» **Required work**: Your answer must be an exact repetition of every record.

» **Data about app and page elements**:
▼

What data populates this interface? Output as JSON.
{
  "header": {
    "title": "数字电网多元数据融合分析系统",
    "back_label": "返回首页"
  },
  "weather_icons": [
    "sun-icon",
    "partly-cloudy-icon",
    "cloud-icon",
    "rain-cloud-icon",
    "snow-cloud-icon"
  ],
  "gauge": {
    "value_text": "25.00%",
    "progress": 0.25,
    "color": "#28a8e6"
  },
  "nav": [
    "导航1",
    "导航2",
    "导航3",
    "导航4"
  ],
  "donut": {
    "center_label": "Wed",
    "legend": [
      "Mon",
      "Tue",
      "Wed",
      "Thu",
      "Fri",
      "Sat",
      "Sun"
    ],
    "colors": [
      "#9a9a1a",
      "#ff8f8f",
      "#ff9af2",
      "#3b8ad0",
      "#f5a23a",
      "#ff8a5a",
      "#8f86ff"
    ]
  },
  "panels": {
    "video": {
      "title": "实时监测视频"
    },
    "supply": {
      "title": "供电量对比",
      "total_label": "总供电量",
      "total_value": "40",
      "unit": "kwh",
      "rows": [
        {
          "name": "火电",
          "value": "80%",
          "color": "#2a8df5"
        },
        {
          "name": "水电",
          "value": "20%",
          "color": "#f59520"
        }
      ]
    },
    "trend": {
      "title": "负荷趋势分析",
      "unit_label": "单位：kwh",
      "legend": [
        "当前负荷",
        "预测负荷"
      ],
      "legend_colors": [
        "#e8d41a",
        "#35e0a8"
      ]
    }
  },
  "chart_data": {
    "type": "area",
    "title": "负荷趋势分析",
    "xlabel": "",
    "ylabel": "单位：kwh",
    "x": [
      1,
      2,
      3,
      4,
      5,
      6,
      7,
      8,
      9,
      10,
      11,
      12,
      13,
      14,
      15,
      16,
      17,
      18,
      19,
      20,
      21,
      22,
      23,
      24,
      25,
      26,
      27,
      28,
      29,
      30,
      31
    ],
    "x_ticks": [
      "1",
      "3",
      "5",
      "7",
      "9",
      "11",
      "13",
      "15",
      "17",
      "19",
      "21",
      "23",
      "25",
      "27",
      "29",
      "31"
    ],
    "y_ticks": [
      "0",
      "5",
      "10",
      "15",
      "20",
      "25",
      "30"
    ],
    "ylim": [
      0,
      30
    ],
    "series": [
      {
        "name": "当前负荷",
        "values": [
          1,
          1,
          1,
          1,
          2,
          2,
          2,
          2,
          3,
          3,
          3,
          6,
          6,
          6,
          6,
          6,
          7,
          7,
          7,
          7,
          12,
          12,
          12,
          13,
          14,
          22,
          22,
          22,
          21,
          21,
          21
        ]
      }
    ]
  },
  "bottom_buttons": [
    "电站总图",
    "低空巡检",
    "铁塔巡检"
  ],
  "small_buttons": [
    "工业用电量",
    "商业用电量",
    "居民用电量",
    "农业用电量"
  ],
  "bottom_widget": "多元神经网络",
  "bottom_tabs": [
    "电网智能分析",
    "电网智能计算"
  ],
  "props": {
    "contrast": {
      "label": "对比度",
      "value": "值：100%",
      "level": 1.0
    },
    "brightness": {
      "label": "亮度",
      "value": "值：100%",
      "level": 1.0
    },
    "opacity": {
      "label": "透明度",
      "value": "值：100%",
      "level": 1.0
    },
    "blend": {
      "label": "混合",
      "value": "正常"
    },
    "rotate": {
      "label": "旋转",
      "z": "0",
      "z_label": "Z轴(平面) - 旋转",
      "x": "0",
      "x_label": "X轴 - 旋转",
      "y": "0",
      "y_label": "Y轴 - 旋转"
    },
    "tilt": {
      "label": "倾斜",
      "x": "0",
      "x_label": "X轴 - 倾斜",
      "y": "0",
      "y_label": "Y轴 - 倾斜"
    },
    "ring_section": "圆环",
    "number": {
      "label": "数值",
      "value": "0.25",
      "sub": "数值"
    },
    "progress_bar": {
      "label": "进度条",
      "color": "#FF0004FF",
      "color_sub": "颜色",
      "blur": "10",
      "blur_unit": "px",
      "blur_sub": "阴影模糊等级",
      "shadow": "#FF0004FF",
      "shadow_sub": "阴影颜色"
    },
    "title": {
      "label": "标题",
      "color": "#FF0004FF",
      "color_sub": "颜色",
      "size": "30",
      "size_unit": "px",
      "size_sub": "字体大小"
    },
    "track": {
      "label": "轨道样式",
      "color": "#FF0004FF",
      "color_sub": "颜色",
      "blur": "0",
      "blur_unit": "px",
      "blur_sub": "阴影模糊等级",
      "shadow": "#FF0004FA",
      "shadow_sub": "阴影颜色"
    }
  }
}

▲

» **Response**:
What data populates this interface? Output as JSON.
{
  "header": {
    "title": "数字电网多元数据融合分析系统",
    "back_label": "返回首页"
  },
  "weather_icons": [
    "sun-icon",
    "partly-cloudy-icon",
    "cloud-icon",
    "rain-cloud-icon",
    "snow-cloud-icon"
  ],
  "gauge": {
    "value_text": "25.00%",
    "progress": 0.25,
    "color": "#28a8e6"
  },
  "nav": [
    "导航1",
    "导航2",
    "导航3",
    "导航4"
  ],
  "donut": {
    "center_label": "Wed",
    "legend": [
      "Mon",
      "Tue",
      "Wed",
      "Thu",
      "Fri",
      "Sat",
      "Sun"
    ],
    "colors": [
      "#9a9a1a",
      "#ff8f8f",
      "#ff9af2",
      "#3b8ad0",
      "#f5a23a",
      "#ff8a5a",
      "#8f86ff"
    ]
  },
  "panels": {
    "video": {
      "title": "实时监测视频"
    },
    "supply": {
      "title": "供电量对比",
      "total_label": "总供电量",
      "total_value": "40",
      "unit": "kwh",
      "rows": [
        {
          "name": "火电",
          "value": "80%",
          "color": "#2a8df5"
        },
        {
          "name": "水电",
          "value": "20%",
          "color": "#f59520"
        }
      ]
    },
    "trend": {
      "title": "负荷趋势分析",
      "unit_label": "单位：kwh",
      "legend": [
        "当前负荷",
        "预测负荷"
      ],
      "legend_colors": [
        "#e8d41a",
        "#35e0a8"
      ]
    }
  },
  "chart_data": {
    "type": "area",
    "title": "负荷趋势分析",
    "xlabel": "",
    "ylabel": "单位：kwh",
    "x": [
      1,
      2,
      3,
      4,
      5,
      6,
      7,
      8,
      9,
      10,
      11,
      12,
      13,
      14,
      15,
      16,
      17,
      18,
      19,
      20,
      21,
      22,
      23,
      24,
      25,
      26,
      27,
      28,
      29,
      30,
      31
    ],
    "x_ticks": [
      "1",
      "3",
      "5",
      "7",
      "9",
      "11",
      "13",
      "15",
      "17",
      "19",
      "21",
      "23",
      "25",
      "27",
      "29",
      "31"
    ],
    "y_ticks": [
      "0",
      "5",
      "10",
      "15",
      "20",
      "25",
      "30"
    ],
    "ylim": [
      0,
      30
    ],
    "series": [
      {
        "name": "当前负荷",
        "values": [
          1,
          1,
          1,
          1,
          2,
          2,
          2,
          2,
          3,
          3,
          3,
          6,
          6,
          6,
          6,
          6,
          7,
          7,
          7,
          7,
          12,
          12,
          12,
          13,
          14,
          22,
          22,
          22,
          21,
          21,
          21
        ]
      }
    ]
  },
  "bottom_buttons": [
    "电站总图",
    "低空巡检",
    "铁塔巡检"
  ],
  "small_buttons": [
    "工业用电量",
    "商业用电量",
    "居民用电量",
    "农业用电量"
  ],
  "bottom_widget": "多元神经网络",
  "bottom_tabs": [
    "电网智能分析",
    "电网智能计算"
  ],
  "props": {
    "contrast": {
      "label": "对比度",
      "value": "值：100%",
      "level": 1.0
    },
    "brightness": {
      "label": "亮度",
      "value": "值：100%",
      "level": 1.0
    },
    "opacity": {
      "label": "透明度",
      "value": "值：100%",
      "level": 1.0
    },
    "blend": {
      "label": "混合",
      "value": "正常"
    },
    "rotate": {
      "label": "旋转",
      "z": "0",
      "z_label": "Z轴(平面) - 旋转",
      "x": "0",
      "x_label": "X轴 - 旋转",
      "y": "0",
      "y_label": "Y轴 - 旋转"
    },
    "tilt": {
      "label": "倾斜",
      "x": "0",
      "x_label": "X轴 - 倾斜",
      "y": "0",
      "y_label": "Y轴 - 倾斜"
    },
    "ring_section": "圆环",
    "number": {
      "label": "数值",
      "value": "0.25",
      "sub": "数值"
    },
    "progress_bar": {
      "label": "进度条",
      "color": "#FF0004FF",
      "color_sub": "颜色",
      "blur": "10",
      "blur_unit": "px",
      "blur_sub": "阴影模糊等级",
      "shadow": "#FF0004FF",
      "shadow_sub": "阴影颜色"
    },
    "title": {
      "label": "标题",
      "color": "#FF0004FF",
      "color_sub": "颜色",
      "size": "30",
      "size_unit": "px",
      "size_sub": "字体大小"
    },
    "track": {
      "label": "轨道样式",
      "color": "#FF0004FF",
      "color_sub": "颜色",
      "blur": "0",
      "blur_unit": "px",
      "blur_sub": "阴影模糊等级",
      "shadow": "#FF0004FA",
      "shadow_sub": "阴影颜色"
    }
  }
}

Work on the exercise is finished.